** ACTIVITY **
The answer should match the entries that follow exactly, except that no image appears in it.
•••••
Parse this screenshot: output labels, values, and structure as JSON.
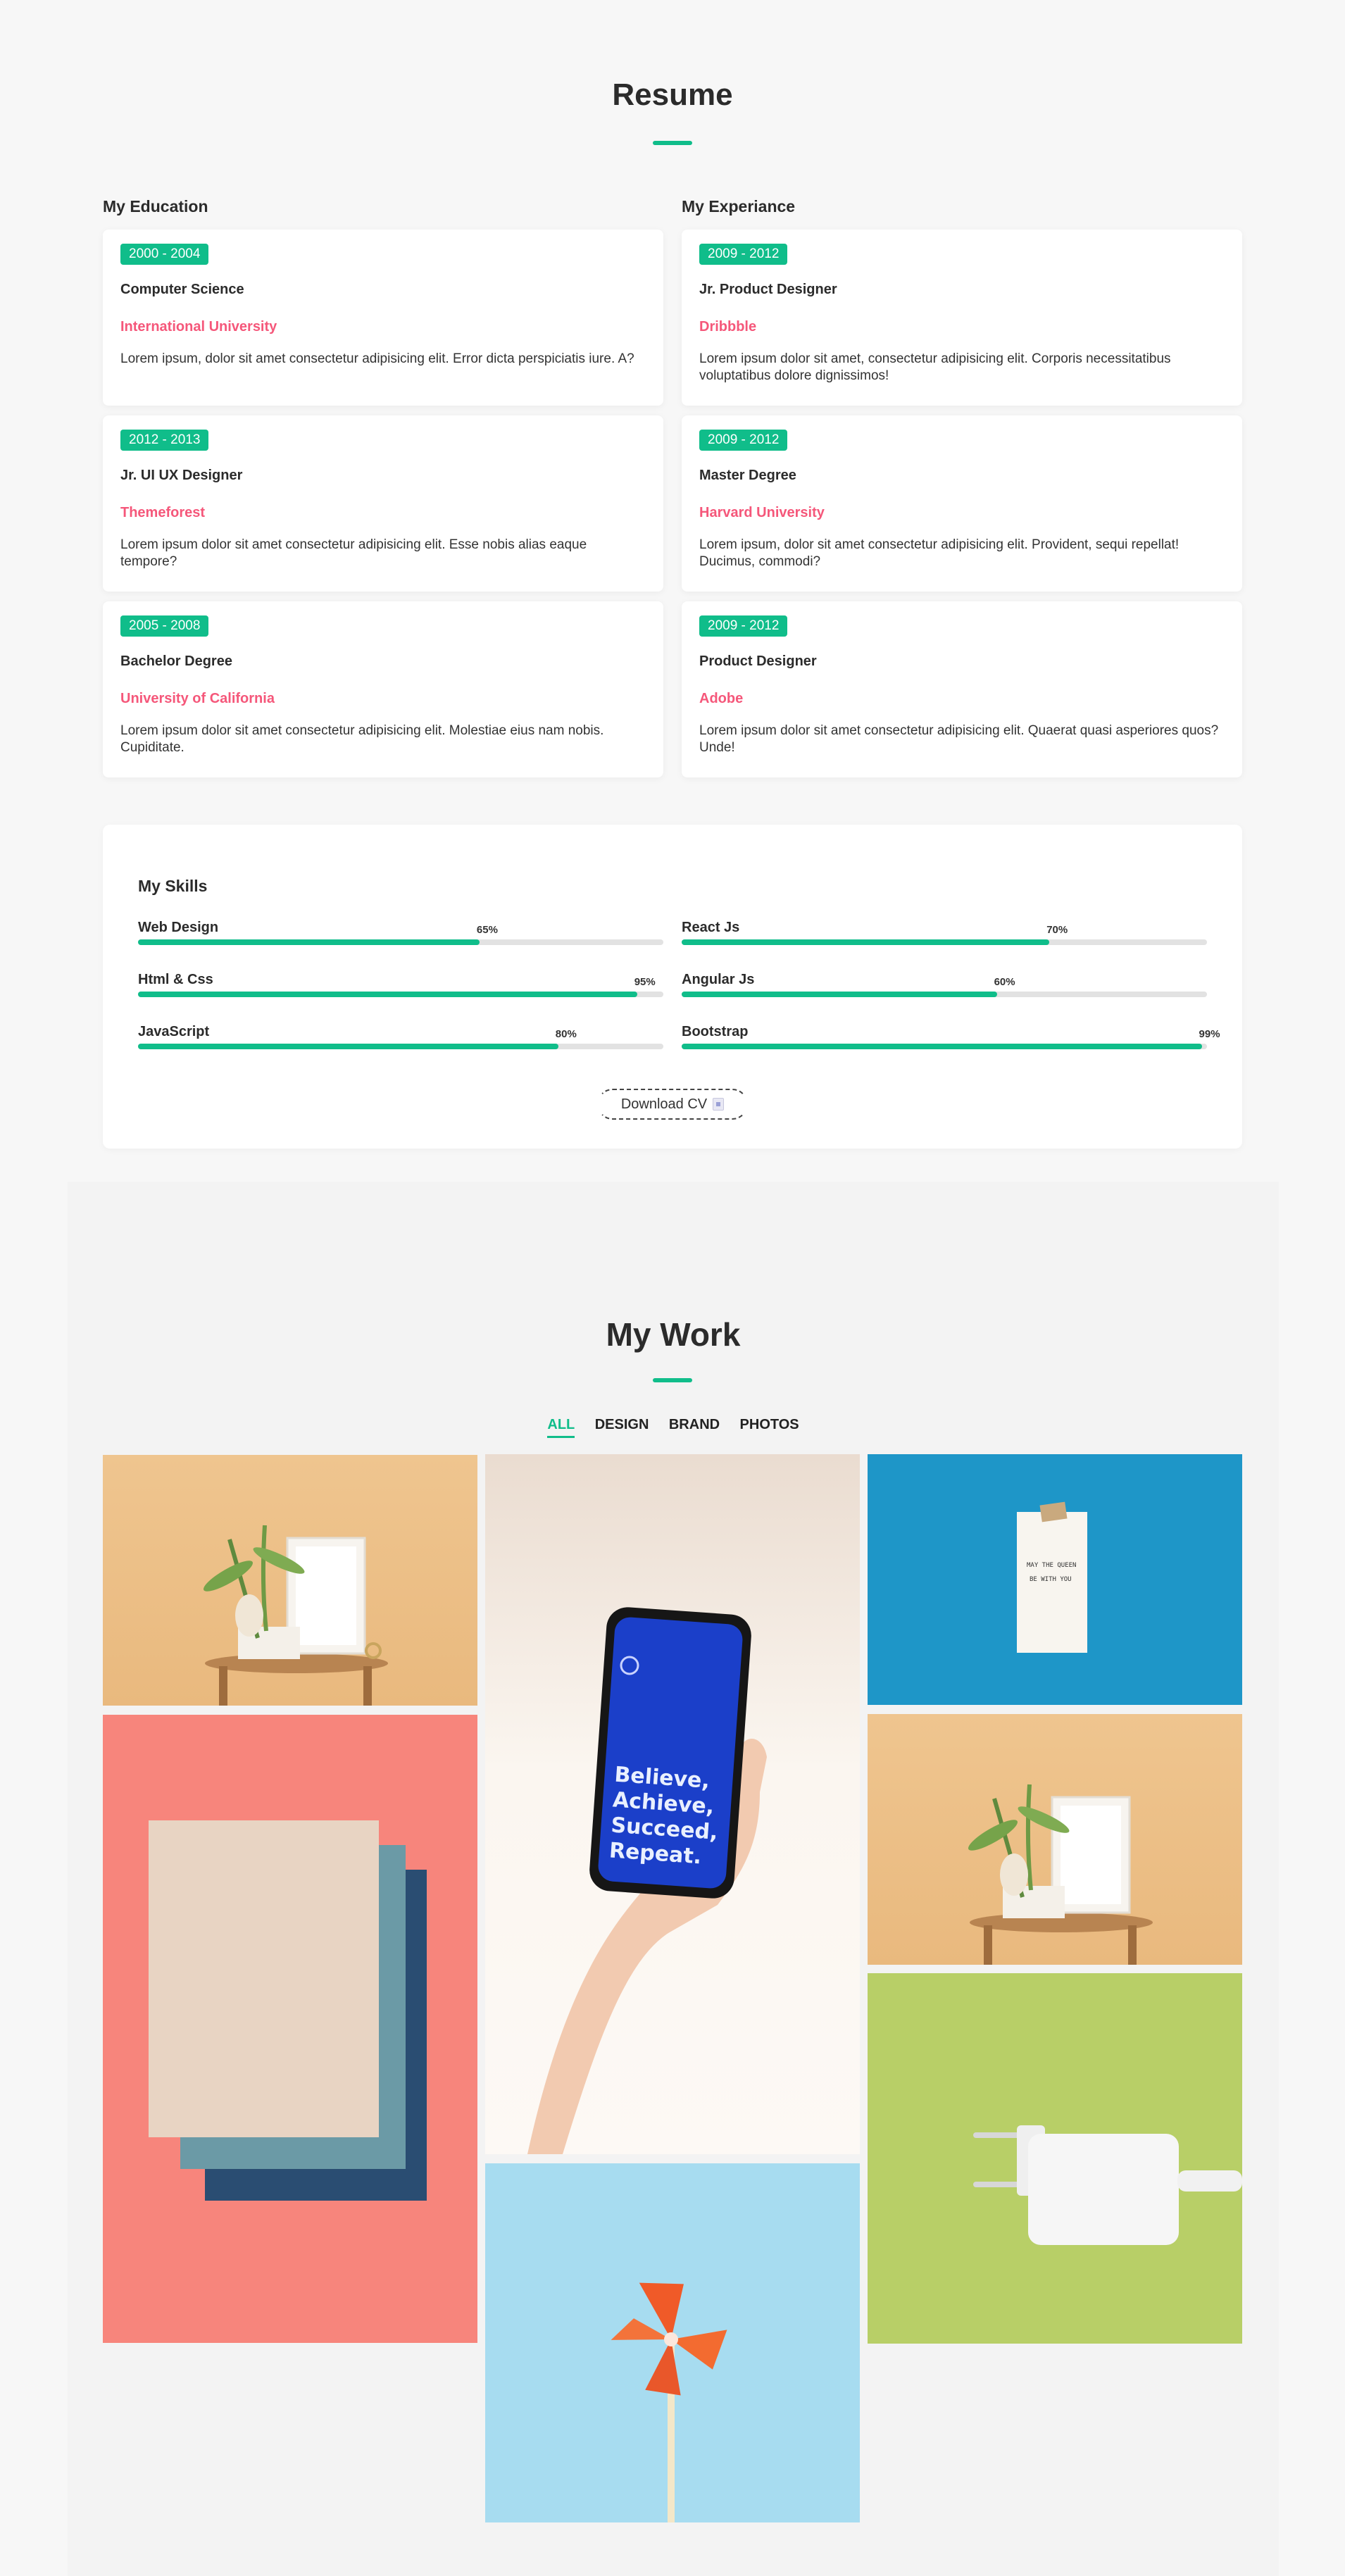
{
  "resume": {
    "title": "Resume",
    "education": {
      "heading": "My Education",
      "items": [
        {
          "years": "2000 - 2004",
          "title": "Computer Science",
          "org": "International University",
          "text": "Lorem ipsum, dolor sit amet consectetur adipisicing elit. Error dicta perspiciatis iure. A?"
        },
        {
          "years": "2012 - 2013",
          "title": "Jr. UI UX Designer",
          "org": "Themeforest",
          "text": "Lorem ipsum dolor sit amet consectetur adipisicing elit. Esse nobis alias eaque tempore?"
        },
        {
          "years": "2005 - 2008",
          "title": "Bachelor Degree",
          "org": "University of California",
          "text": "Lorem ipsum dolor sit amet consectetur adipisicing elit. Molestiae eius nam nobis. Cupiditate."
        }
      ]
    },
    "experience": {
      "heading": "My Experiance",
      "items": [
        {
          "years": "2009 - 2012",
          "title": "Jr. Product Designer",
          "org": "Dribbble",
          "text": "Lorem ipsum dolor sit amet, consectetur adipisicing elit. Corporis necessitatibus voluptatibus dolore dignissimos!"
        },
        {
          "years": "2009 - 2012",
          "title": "Master Degree",
          "org": "Harvard University",
          "text": "Lorem ipsum, dolor sit amet consectetur adipisicing elit. Provident, sequi repellat! Ducimus, commodi?"
        },
        {
          "years": "2009 - 2012",
          "title": "Product Designer",
          "org": "Adobe",
          "text": "Lorem ipsum dolor sit amet consectetur adipisicing elit. Quaerat quasi asperiores quos? Unde!"
        }
      ]
    },
    "skills": {
      "heading": "My Skills",
      "items": [
        {
          "name": "Web Design",
          "percent_label": "65%",
          "value": 65
        },
        {
          "name": "React Js",
          "percent_label": "70%",
          "value": 70
        },
        {
          "name": "Html & Css",
          "percent_label": "95%",
          "value": 95
        },
        {
          "name": "Angular Js",
          "percent_label": "60%",
          "value": 60
        },
        {
          "name": "JavaScript",
          "percent_label": "80%",
          "value": 80
        },
        {
          "name": "Bootstrap",
          "percent_label": "99%",
          "value": 99
        }
      ],
      "download_label": "Download CV"
    }
  },
  "work": {
    "title": "My Work",
    "filters": [
      "ALL",
      "DESIGN",
      "BRAND",
      "PHOTOS"
    ],
    "active_filter": "ALL",
    "phone_text": "Believe,\nAchieve,\nSucceed,\nRepeat.",
    "note_text": "MAY THE QUEEN\nBE WITH YOU",
    "colors": {
      "accent": "#10bd8a",
      "org": "#f5577a"
    }
  }
}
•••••
** REPLY **
Parse this screenshot: output labels, values, and structure as JSON.
{
  "resume": {
    "title": "Resume",
    "education": {
      "heading": "My Education",
      "items": [
        {
          "years": "2000 - 2004",
          "title": "Computer Science",
          "org": "International University",
          "text": "Lorem ipsum, dolor sit amet consectetur adipisicing elit. Error dicta perspiciatis iure. A?"
        },
        {
          "years": "2012 - 2013",
          "title": "Jr. UI UX Designer",
          "org": "Themeforest",
          "text": "Lorem ipsum dolor sit amet consectetur adipisicing elit. Esse nobis alias eaque tempore?"
        },
        {
          "years": "2005 - 2008",
          "title": "Bachelor Degree",
          "org": "University of California",
          "text": "Lorem ipsum dolor sit amet consectetur adipisicing elit. Molestiae eius nam nobis. Cupiditate."
        }
      ]
    },
    "experience": {
      "heading": "My Experiance",
      "items": [
        {
          "years": "2009 - 2012",
          "title": "Jr. Product Designer",
          "org": "Dribbble",
          "text": "Lorem ipsum dolor sit amet, consectetur adipisicing elit. Corporis necessitatibus voluptatibus dolore dignissimos!"
        },
        {
          "years": "2009 - 2012",
          "title": "Master Degree",
          "org": "Harvard University",
          "text": "Lorem ipsum, dolor sit amet consectetur adipisicing elit. Provident, sequi repellat! Ducimus, commodi?"
        },
        {
          "years": "2009 - 2012",
          "title": "Product Designer",
          "org": "Adobe",
          "text": "Lorem ipsum dolor sit amet consectetur adipisicing elit. Quaerat quasi asperiores quos? Unde!"
        }
      ]
    },
    "skills": {
      "heading": "My Skills",
      "items": [
        {
          "name": "Web Design",
          "percent_label": "65%",
          "value": 65
        },
        {
          "name": "React Js",
          "percent_label": "70%",
          "value": 70
        },
        {
          "name": "Html & Css",
          "percent_label": "95%",
          "value": 95
        },
        {
          "name": "Angular Js",
          "percent_label": "60%",
          "value": 60
        },
        {
          "name": "JavaScript",
          "percent_label": "80%",
          "value": 80
        },
        {
          "name": "Bootstrap",
          "percent_label": "99%",
          "value": 99
        }
      ],
      "download_label": "Download CV"
    }
  },
  "work": {
    "title": "My Work",
    "filters": [
      "ALL",
      "DESIGN",
      "BRAND",
      "PHOTOS"
    ],
    "active_filter": "ALL",
    "phone_text": "Believe,\nAchieve,\nSucceed,\nRepeat.",
    "note_text": "MAY THE QUEEN\nBE WITH YOU",
    "colors": {
      "accent": "#10bd8a",
      "org": "#f5577a"
    }
  }
}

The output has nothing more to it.